Anyway, if you look up ‘newstainment’ you’ll see articles that accuse every so-called news channel of focusing more on entertainment and pleasing their primary audience than facts and stuff. So – tip from the voices – look for an article that lampoons a network you don’t like and become more solidly convinced that you’ve made the right viewing choice.
Sorry if that offended anyone.
But, that is what people tend to do. They look for stuff that supports their existing viewpoint. That’s called, or at least it runs the risk of committing or perhaps it merely supports epistemic-closure. There’s a word you didn’t hear in 8th grade. Wanna know something? This isn’t the first time that term has been used in this blog. Check it out, we wrote about it way back in 2013. Here’ a link for that term, but beware, it’s Saturday and that link takes you to a page that says stuff like:

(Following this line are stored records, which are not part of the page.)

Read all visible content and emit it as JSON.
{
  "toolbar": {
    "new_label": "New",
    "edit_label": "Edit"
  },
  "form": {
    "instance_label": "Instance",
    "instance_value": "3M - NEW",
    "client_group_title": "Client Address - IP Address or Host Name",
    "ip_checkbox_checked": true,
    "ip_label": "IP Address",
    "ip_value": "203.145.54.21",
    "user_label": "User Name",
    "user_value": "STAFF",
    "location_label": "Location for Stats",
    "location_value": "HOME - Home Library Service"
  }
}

“…knowledge is closed under known deduction: if, while knowing p, S believes q because S knows that p entails q, then S knows q…”
See, don’t go there. And, if you want to be truly informed in these crazy times, don’t do the stuff that leads you to believe ‘q’ when you don’t know Jack about ‘q’.
Who is/was Jack? My mother used to say “I don’t know him from Adam.” When she was accused of knowing someone she didn’t know. Adam was Adam from Adam and Eve. That Adam. The original Adam, whom my mom did – not – know. I mean she’s old, but… But Jack? Jack isn’t even always a person.
Look up “you don’t know Jack” and you’ll find links to movies, online games and websites. If you think the answer lies there, you don’t know Jack about knowing Jack. ‘You don’t know Jack’ was an expression when we were young voices back in the 70s.
Oh no, we were supposed to talk about ham. Linda said:
“Your Friday prompt for Stream of Consciousness Saturday is: “ham.” Use it any way you’d like. Have fun!”
Hmmm, ham, ham, well, back in the 70s, we were living in Pittsburgh where they had Chipped Ham – oh that was good stuff.
Chipped ham was invented by Isalys. It was a really thin sliced lunch meat. So thin you kind of globbed it on a sandwich instead of laying out slices. Isalys also invented the Klondike.
We got out a lot more often when we were in Pittsburgh. Part of “maturing” was learning how to confine us in the corner. Anyway, back in the 70s, Jack, was the first part of ‘Jack sh*t’ which further emphasized how little you knew about something. Sometimes, it wasn’t even a something you didn’t know. “You don’t know Jack Sh*t” was a saying all by itself.
If you want to know Jack; instead of newstainment, read stories from different points of view, analyze them, think about them, fact-check them and then decide for yourself which you believe.
Don’t think you know ‘q’ because you trust ‘S’ – For all you know, ‘S’ don’t know Jack about ‘q’.
We could continue down this road, but we’re getting dangerously close to offending someone. Dan doesn’t want that to happen, and Marian said something about using cattle prods to keep characters in line, so…
If the title reminds you of a song, here’s my favorite version: Sarah Vaughan: Ain’t Misbehavin’